In an article entitled “Foundations for Christian Students – Part 1” Patricia Engler briefly describes her experience in a secular college, and then suggests ways of building up solid spiritual foundations. In this description, she mentions that the college she was at had a particular worldview that could be summed up in this way: “God did not create people; people created God.”
This worldview can be stated another way: there is no God. Ms. Engler is quite correct that this worldview, this way of perceiving reality, defining truth, and establishing morality is in conflict with the Christian worldview. The only way to truly stand against it is to have an understanding of what your own worldview is.
The Foundation of a Christian Worldview
The foundation of a Christian worldview starts with the idea I discussed in my previous article: that deity exists and is active in the world around us. But it is not enough to say there is a deity. There have been and still are many people who believe that divine hands are at work in the universe, but these people have a fundamentally different worldview than a Christian. So as soon as we say that God is active in the universe the natural question that comes after this is: God who? The simplest answer is found in Deuteronomy 6:4 which says,
“Hear, O Israel: The LORD our God, the LORD is one!” (NKJV).
Whenever you see LORD in all capital letters this is an indication that in the original Hebrew the divine name was written. This name is Yahweh, and it is very important to recognize that the confession of the Hebrews and the Christians is that we don’t just believe in one God; we believe in a specific God, and His name is Yahweh.
As soon as we have a name and specific God, then immediately our worldview comes into conflict with others. Why? Because the Bible reveals that Yahweh does more than receive worship. He establishes what is true and what is false, what is good and what is evil.
This can be seen as early on as Genesis 9:6 where it says,
“Whoever sheds man’s blood, by man his blood shall be shed; for in the image of God He made man.”

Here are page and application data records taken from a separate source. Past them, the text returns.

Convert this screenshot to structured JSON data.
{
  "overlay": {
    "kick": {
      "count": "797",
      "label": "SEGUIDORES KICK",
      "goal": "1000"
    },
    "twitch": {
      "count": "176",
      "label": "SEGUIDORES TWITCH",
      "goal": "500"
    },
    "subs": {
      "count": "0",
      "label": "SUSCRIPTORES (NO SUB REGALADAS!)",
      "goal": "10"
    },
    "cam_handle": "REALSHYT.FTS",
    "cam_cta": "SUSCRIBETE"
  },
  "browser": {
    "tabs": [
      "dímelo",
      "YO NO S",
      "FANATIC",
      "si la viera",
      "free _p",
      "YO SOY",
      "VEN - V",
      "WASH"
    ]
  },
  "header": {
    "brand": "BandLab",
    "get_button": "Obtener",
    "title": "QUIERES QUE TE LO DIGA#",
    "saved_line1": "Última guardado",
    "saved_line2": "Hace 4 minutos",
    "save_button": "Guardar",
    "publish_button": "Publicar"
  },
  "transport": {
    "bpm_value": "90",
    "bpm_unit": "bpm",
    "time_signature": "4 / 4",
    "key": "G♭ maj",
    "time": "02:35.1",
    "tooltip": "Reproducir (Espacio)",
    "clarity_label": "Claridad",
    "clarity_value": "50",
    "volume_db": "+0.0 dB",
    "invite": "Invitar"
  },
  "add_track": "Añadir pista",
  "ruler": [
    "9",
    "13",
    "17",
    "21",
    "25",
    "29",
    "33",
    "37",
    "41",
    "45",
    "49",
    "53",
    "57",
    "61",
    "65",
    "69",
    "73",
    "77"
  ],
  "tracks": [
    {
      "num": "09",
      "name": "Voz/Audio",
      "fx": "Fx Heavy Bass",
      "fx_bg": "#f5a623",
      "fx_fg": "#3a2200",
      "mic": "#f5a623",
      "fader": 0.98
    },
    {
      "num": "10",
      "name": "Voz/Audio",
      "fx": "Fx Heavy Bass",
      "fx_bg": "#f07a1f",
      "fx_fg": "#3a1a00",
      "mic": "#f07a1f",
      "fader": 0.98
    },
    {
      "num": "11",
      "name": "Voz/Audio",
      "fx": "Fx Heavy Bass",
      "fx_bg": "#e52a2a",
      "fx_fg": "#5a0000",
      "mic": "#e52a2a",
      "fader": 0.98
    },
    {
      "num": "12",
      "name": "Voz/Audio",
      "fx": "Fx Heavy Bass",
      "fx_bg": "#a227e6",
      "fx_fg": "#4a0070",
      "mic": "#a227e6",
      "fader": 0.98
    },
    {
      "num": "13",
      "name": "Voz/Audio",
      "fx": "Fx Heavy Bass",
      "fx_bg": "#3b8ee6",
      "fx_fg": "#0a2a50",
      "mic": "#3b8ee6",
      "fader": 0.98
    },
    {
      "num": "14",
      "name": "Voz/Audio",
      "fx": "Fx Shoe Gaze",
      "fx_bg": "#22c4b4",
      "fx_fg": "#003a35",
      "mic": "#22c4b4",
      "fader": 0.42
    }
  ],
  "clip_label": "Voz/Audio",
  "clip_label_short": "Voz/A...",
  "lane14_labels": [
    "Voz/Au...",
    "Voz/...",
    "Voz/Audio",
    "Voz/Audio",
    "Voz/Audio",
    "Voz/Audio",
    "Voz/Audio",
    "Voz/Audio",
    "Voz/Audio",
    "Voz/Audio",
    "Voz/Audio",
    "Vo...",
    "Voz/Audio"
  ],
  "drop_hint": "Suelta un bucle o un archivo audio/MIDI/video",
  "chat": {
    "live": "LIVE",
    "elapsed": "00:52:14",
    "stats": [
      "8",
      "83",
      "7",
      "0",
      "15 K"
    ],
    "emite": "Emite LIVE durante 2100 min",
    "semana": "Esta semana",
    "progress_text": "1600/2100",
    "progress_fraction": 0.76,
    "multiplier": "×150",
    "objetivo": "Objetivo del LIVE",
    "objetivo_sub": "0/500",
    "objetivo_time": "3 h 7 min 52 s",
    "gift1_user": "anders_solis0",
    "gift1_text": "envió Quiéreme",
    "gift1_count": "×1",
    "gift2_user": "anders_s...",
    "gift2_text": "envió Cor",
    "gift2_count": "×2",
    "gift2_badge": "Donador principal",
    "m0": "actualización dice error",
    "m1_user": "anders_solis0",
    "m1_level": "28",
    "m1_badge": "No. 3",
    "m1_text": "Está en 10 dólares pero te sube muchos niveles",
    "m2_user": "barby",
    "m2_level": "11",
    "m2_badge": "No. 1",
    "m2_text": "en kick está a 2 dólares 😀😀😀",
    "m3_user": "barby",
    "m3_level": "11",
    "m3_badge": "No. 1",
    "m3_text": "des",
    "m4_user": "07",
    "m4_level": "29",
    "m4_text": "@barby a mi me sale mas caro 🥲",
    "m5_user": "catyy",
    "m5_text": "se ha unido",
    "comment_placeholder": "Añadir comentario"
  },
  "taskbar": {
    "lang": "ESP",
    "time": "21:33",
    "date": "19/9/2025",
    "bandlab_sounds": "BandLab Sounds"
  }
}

This tells us not only that is murder wrong, but why it is wrong, and what the consequences for murder should be. And there are numerous other passages where God makes His will clear. He sets bounds for human conduct: whether it is in sexuality, in economic transactions, family conduct—all of life really.
You see, when we say that the one God does exist we are really saying that one truth exists.
Yahweh is the one who sets the bound for everything because He created everything. It is like the author of a book getting to set the bounds for what is acceptable for the characters in His book. And since we specify that Yahweh is that God, then our worldview should be made up of what He is like and what His commands are.
It is because of this that the Christian worldview is immediately brought into conflict with the secular one. Because the statement, “God did not create people; people created God” is just another way of saying people are gods. We determine reality, we determine truth, and we determine right and wrong. Ms. Engler’s professors may not agree with this statement, but that doesn’t make the statement untrue.
For when there is no God, then why should I not be my own determiner of reality, my own ground of truth, my own moral compass? Why should I not be God?
When asked like that it is pretty easy for the Christian to reject this perspective. The difficulty comes in the daily expression of what it actually means. It is one thing to reject it when a professor spouts it from the front of a classroom, but it is quite another when it confronts you on social media. It is easy to reject on the debate floor, but it is quite another to reject it in your own room. It is easy to say in your head, “That professor is wrong,” but it is more to say it out loud, and be able to explain why he is wrong. But it is even more difficult to criticize yourself, to remind yourself that God is God when you want something—something you know doesn’t conform to His truth.
Recognizing who is God is a decision that must be made in every situation and in every setting—everything from how you act in public to the most intimate setting of your sexuality. Do you recognize Yahweh as the God of your life in every area?
Each of us is faced with a simple choice. Do I seek out and embrace the wisdom of Yahweh? Do I accept the truth God has revealed in His word, or will I try to make God in my own image?
Want a more detailed discussion of monotheism and its implications for truth? Check out chapter 2 of The Trinity Mystery.
- Isaiah 41-45
- Deuteronomy 6
- Leviticus 18-20
- Titus 2
- The Universe Next Door by James Sire
- The God Who is There by Francis Schaffer
- What are some of the implications of Yahweh being the one God who exists? How does this impact our understanding of reality, truth, and morality? Try to give some specific examples.
- How would you go about finding the truth of Yahweh? How can you make sure that you are accurately doing this?
- What can make it difficult to acknowledge or follow the will of the one God in life?
- What are some areas of life in which you know you struggle against the will of God? How can you go about addressing these?
About the Author:
Sam Andersen is a member of the Evangelical Free Church of Oelwein, Iowa where he has the opportunity to teach in different capacities. He holds a MA degree in History from Liberty University and a Bachelor of Ministry degree from the Antioch School of Church Planting and Leadership Development. He is the author of The Trinity Mystery a book that explores the doctrine of the Trinity and its implications, and the children’s book Falling Through the Creek. Email Sam at: firstname.lastname@example.org.